I think KM is out of her depth. I don't think she's displayed much acumen to date and she certainly doesn't have the CV to suggest she should hold her current position. I'd expect a successful businessman to recognise this error and find a suitable replacement.

I think he has been quite transparent about what he's trying to achieve. I'm not sure transparency is the real problem here so the black and white campaign feels slightly mistaken to my mind. I think RD and KM have clearly stated their strategy but what surprises me is that they persist with it.

As a club owner who is losing millions on his investment every year, you'd think he'd have a more realistic strategy. There can be only one fiscally sensible attraction to a Championship football club and that is the prospect of hitting the Jackpot of Premier League football. It strikes me as an achievable goal even if not a foregone conclusion. More than 10% of clubs in the division hit the jackpot every season, so it might seem a worthy risk for RD to take on given the potential gains.

However, the goal he is seeking to achieve is totally unrealistic. Hes trying to create a self sustainable business with balanced books without hitting the jackpot. I'd have thought he would have realised by now that the costs of running a competitive team in this division are exorbitant compared to any revenue we can achieve.

He thinks that selling our best young players every summer will help the club balance the books. The truth is that this is a self defeating strategy as we cannot balance the books outside the Premiership irrespective of how many young players we develop. If we consistently sell our best young players, we cannot develop a team that can compete with the better funded teams in the division. His strategy is entirely wrong headed from a business perspective. It's pie in the sky and idealistic thinking. It would be wonderful to think a club could succeed based on his model but it defies logic that this strategy can actually bring about success.

I don't know how you get a business owner to understand that his strategy is doomed to failure but I hope RD's ego allows him to change his course and his blueprint for the club rather than stubbornly running the club into the ground chasing a false dream.

I don't hate the man by any stretch of the imagination but I think he needs to seriously rethink his business plan because if it doesn't change it will ruin both him and the club.

Wyn Grant said...

I agree with what you say. I don't hate him or KM, I just think they have lost the plot (and she is out of her depth). His original assumption was that financial fair play would level the playing field, but that is not going to happen. So somewhat more investment might give us a chance of hitting the jackpot, as you put it, rather than being relegated to the desert of League One. Unfortunately, I think he is an obdurate visionary. And, as the late Helmut Schmidt said, 'if you are having visions, you should see a doctor.' He must have taken some risks with his other businesses, so why not take a bit of a risk with Charlton?
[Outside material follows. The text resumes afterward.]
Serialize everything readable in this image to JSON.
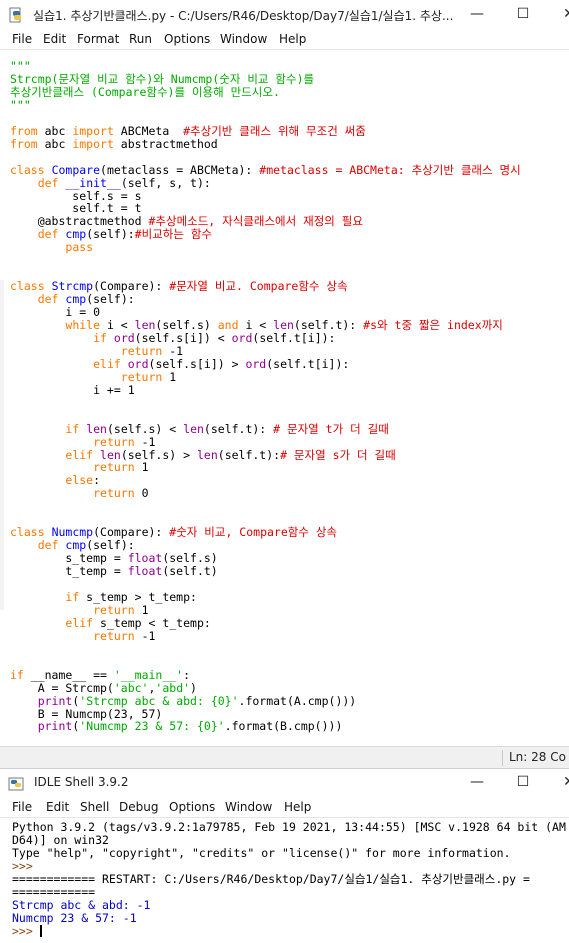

Jonathan Acworth said...

we got get our club back and get meir out of this club quickly shes making herself look like a total pratt